- CharlesJohn Huf·fam, [huhf-uh m] /ˈhʌf əm/,Boz,1812–70, English novelist.
Examples from the Web for boz
Apart from a silly 200th birthday, a clue to why Boz matters is how well he fleshes out our capitalist world.Charles Dickens Bicentenary: Why We Should Care
February 7, 2012
These were published as fast as they were written, over the pen name of "Boz."Historic Boyhoods</p>
Rupert Sargent Holland
"Boz" had been earlier, and has been always, popular in France.A History of the French Novel, Vol. 2
Now Boz and the Sketches have receded and are little thought of.
Boz never fails to secure the tone of any strange place he is describing.
Did Boz dislike this man all this while, or did he feel that he could do nothing with him in the story?
- pen name of (Charles) Dickens
- informal a euphemistic word for devil what the dickens?
- Charles (John Huffam), pen name Boz. 1812–70, English novelist, famous for the humour and sympathy of his characterization and his criticism of social injustice. His major works include The Pickwick Papers (1837), Oliver Twist (1839), Nicholas Nickleby (1839), Old Curiosity Shop (1840–41), Martin Chuzzlewit (1844), David Copperfield (1850), Bleak House (1853), Little Dorrit (1857), and Great Expectations (1861)
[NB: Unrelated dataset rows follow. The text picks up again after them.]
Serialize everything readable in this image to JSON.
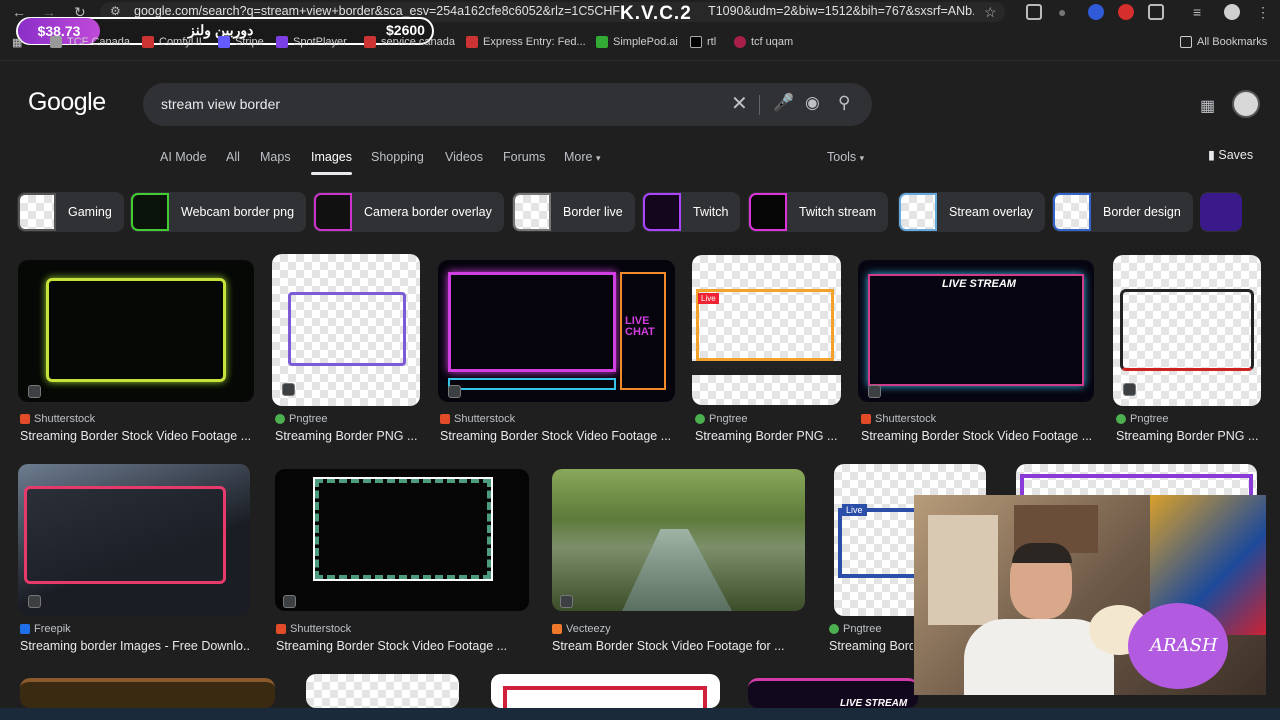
{
  "browser": {
    "url": "google.com/search?q=stream+view+border&sca_esv=254a162cfe8c6052&rlz=1C5CHF",
    "url_tail": "T1090&udm=2&biw=1512&bih=767&sxsrf=ANb...",
    "bookmarks": [
      "TCF Canada",
      "ComfyUI",
      "Stripe",
      "SpotPlayer",
      "service canada",
      "Express Entry: Fed...",
      "SimplePod.ai",
      "rtl",
      "tcf uqam",
      "All Bookmarks"
    ]
  },
  "overlay": {
    "left_money": "$38.73",
    "arabic": "دوربین ولنز",
    "right_money": "$2600",
    "brand": "K.V.C.2"
  },
  "google": {
    "logo": "Google",
    "query": "stream view border",
    "tabs": [
      "AI Mode",
      "All",
      "Maps",
      "Images",
      "Shopping",
      "Videos",
      "Forums",
      "More",
      "Tools"
    ],
    "saves": "Saves"
  },
  "chips": [
    "Gaming",
    "Webcam border png",
    "Camera border overlay",
    "Border live",
    "Twitch",
    "Twitch stream",
    "Stream overlay",
    "Border design"
  ],
  "results": [
    {
      "source": "Shutterstock",
      "title": "Streaming Border Stock Video Footage ..."
    },
    {
      "source": "Pngtree",
      "title": "Streaming Border PNG ..."
    },
    {
      "source": "Shutterstock",
      "title": "Streaming Border Stock Video Footage ..."
    },
    {
      "source": "Pngtree",
      "title": "Streaming Border PNG ..."
    },
    {
      "source": "Shutterstock",
      "title": "Streaming Border Stock Video Footage ..."
    },
    {
      "source": "Pngtree",
      "title": "Streaming Border PNG ..."
    },
    {
      "source": "Freepik",
      "title": "Streaming border Images - Free Downlo..."
    },
    {
      "source": "Shutterstock",
      "title": "Streaming Border Stock Video Footage ..."
    },
    {
      "source": "Vecteezy",
      "title": "Stream Border Stock Video Footage for ..."
    },
    {
      "source": "Pngtree",
      "title": "Streaming Bord"
    }
  ],
  "image_text": {
    "live_stream": "LIVE STREAM",
    "live_chat": "LIVE CHAT",
    "live": "Live",
    "webcam_name": "ARASH"
  }
}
Word Origin and History for boz
exclamation, 1590s, apparently a substitute for devil; probably altered from Dickon, nickname for Richard and source of the surnames Dickens and Dickenson, but exact derivation and meaning are unknown.